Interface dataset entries
Start of Block

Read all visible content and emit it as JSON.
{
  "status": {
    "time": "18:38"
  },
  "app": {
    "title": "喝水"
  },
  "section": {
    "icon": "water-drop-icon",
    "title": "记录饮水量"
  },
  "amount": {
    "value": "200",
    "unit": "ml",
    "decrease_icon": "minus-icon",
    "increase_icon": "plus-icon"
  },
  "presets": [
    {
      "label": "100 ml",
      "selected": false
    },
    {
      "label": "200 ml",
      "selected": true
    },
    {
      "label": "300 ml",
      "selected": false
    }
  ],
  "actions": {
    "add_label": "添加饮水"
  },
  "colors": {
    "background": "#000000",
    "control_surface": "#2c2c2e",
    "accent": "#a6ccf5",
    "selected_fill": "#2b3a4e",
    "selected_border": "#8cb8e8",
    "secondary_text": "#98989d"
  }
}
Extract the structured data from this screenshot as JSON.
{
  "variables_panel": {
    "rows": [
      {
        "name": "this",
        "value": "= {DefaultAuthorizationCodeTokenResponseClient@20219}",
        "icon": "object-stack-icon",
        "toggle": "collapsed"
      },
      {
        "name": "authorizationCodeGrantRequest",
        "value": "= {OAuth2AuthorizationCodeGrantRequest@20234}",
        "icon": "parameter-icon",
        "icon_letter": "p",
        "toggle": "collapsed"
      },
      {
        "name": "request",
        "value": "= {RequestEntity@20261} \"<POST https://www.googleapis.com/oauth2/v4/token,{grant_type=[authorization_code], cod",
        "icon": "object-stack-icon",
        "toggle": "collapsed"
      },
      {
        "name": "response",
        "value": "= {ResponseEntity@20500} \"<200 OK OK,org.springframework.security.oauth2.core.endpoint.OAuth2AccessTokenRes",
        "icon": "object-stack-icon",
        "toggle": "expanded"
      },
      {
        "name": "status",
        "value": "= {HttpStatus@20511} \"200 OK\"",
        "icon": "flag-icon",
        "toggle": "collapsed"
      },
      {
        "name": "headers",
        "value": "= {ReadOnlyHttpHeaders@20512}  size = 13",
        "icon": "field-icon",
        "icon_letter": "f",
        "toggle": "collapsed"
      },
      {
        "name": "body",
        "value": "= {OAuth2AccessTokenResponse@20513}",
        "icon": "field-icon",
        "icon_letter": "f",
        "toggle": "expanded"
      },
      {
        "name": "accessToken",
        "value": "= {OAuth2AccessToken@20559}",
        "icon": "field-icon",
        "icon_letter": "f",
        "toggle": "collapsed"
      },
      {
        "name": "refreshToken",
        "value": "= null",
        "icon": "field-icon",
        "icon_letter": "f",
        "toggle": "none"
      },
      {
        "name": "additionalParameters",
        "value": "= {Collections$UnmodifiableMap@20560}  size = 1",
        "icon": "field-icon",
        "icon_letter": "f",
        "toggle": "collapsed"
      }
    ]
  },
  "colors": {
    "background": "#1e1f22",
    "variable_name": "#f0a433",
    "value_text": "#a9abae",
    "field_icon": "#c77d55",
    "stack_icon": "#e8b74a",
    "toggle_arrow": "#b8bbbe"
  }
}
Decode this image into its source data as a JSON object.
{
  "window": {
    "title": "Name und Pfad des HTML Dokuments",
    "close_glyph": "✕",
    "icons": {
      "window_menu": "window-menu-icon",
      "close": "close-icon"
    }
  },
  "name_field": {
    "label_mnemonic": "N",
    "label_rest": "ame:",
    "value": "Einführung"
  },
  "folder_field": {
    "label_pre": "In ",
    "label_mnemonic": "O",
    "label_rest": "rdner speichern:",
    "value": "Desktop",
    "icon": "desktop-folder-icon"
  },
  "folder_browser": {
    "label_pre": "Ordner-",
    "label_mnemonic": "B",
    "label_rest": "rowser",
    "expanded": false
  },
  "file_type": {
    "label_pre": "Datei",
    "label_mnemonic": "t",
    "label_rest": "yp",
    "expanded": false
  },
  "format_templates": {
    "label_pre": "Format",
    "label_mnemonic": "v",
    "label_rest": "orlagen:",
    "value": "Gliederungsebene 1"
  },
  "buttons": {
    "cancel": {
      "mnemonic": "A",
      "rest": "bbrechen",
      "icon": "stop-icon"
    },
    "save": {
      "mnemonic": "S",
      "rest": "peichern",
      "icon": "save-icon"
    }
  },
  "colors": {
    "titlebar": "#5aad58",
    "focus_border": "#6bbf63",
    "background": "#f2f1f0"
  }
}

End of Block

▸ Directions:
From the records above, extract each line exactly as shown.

▸ Reply to the task:
Read all visible content and emit it as JSON.
{
  "status": {
    "time": "18:38"
  },
  "app": {
    "title": "喝水"
  },
  "section": {
    "icon": "water-drop-icon",
    "title": "记录饮水量"
  },
  "amount": {
    "value": "200",
    "unit": "ml",
    "decrease_icon": "minus-icon",
    "increase_icon": "plus-icon"
  },
  "presets": [
    {
      "label": "100 ml",
      "selected": false
    },
    {
      "label": "200 ml",
      "selected": true
    },
    {
      "label": "300 ml",
      "selected": false
    }
  ],
  "actions": {
    "add_label": "添加饮水"
  },
  "colors": {
    "background": "#000000",
    "control_surface": "#2c2c2e",
    "accent": "#a6ccf5",
    "selected_fill": "#2b3a4e",
    "selected_border": "#8cb8e8",
    "secondary_text": "#98989d"
  }
}
Extract the structured data from this screenshot as JSON.
{
  "variables_panel": {
    "rows": [
      {
        "name": "this",
        "value": "= {DefaultAuthorizationCodeTokenResponseClient@20219}",
        "icon": "object-stack-icon",
        "toggle": "collapsed"
      },
      {
        "name": "authorizationCodeGrantRequest",
        "value": "= {OAuth2AuthorizationCodeGrantRequest@20234}",
        "icon": "parameter-icon",
        "icon_letter": "p",
        "toggle": "collapsed"
      },
      {
        "name": "request",
        "value": "= {RequestEntity@20261} \"<POST https://www.googleapis.com/oauth2/v4/token,{grant_type=[authorization_code], cod",
        "icon": "object-stack-icon",
        "toggle": "collapsed"
      },
      {
        "name": "response",
        "value": "= {ResponseEntity@20500} \"<200 OK OK,org.springframework.security.oauth2.core.endpoint.OAuth2AccessTokenRes",
        "icon": "object-stack-icon",
        "toggle": "expanded"
      },
      {
        "name": "status",
        "value": "= {HttpStatus@20511} \"200 OK\"",
        "icon": "flag-icon",
        "toggle": "collapsed"
      },
      {
        "name": "headers",
        "value": "= {ReadOnlyHttpHeaders@20512}  size = 13",
        "icon": "field-icon",
        "icon_letter": "f",
        "toggle": "collapsed"
      },
      {
        "name": "body",
        "value": "= {OAuth2AccessTokenResponse@20513}",
        "icon": "field-icon",
        "icon_letter": "f",
        "toggle": "expanded"
      },
      {
        "name": "accessToken",
        "value": "= {OAuth2AccessToken@20559}",
        "icon": "field-icon",
        "icon_letter": "f",
        "toggle": "collapsed"
      },
      {
        "name": "refreshToken",
        "value": "= null",
        "icon": "field-icon",
        "icon_letter": "f",
        "toggle": "none"
      },
      {
        "name": "additionalParameters",
        "value": "= {Collections$UnmodifiableMap@20560}  size = 1",
        "icon": "field-icon",
        "icon_letter": "f",
        "toggle": "collapsed"
      }
    ]
  },
  "colors": {
    "background": "#1e1f22",
    "variable_name": "#f0a433",
    "value_text": "#a9abae",
    "field_icon": "#c77d55",
    "stack_icon": "#e8b74a",
    "toggle_arrow": "#b8bbbe"
  }
}
Decode this image into its source data as a JSON object.
{
  "window": {
    "title": "Name und Pfad des HTML Dokuments",
    "close_glyph": "✕",
    "icons": {
      "window_menu": "window-menu-icon",
      "close": "close-icon"
    }
  },
  "name_field": {
    "label_mnemonic": "N",
    "label_rest": "ame:",
    "value": "Einführung"
  },
  "folder_field": {
    "label_pre": "In ",
    "label_mnemonic": "O",
    "label_rest": "rdner speichern:",
    "value": "Desktop",
    "icon": "desktop-folder-icon"
  },
  "folder_browser": {
    "label_pre": "Ordner-",
    "label_mnemonic": "B",
    "label_rest": "rowser",
    "expanded": false
  },
  "file_type": {
    "label_pre": "Datei",
    "label_mnemonic": "t",
    "label_rest": "yp",
    "expanded": false
  },
  "format_templates": {
    "label_pre": "Format",
    "label_mnemonic": "v",
    "label_rest": "orlagen:",
    "value": "Gliederungsebene 1"
  },
  "buttons": {
    "cancel": {
      "mnemonic": "A",
      "rest": "bbrechen",
      "icon": "stop-icon"
    },
    "save": {
      "mnemonic": "S",
      "rest": "peichern",
      "icon": "save-icon"
    }
  },
  "colors": {
    "titlebar": "#5aad58",
    "focus_border": "#6bbf63",
    "background": "#f2f1f0"
  }
}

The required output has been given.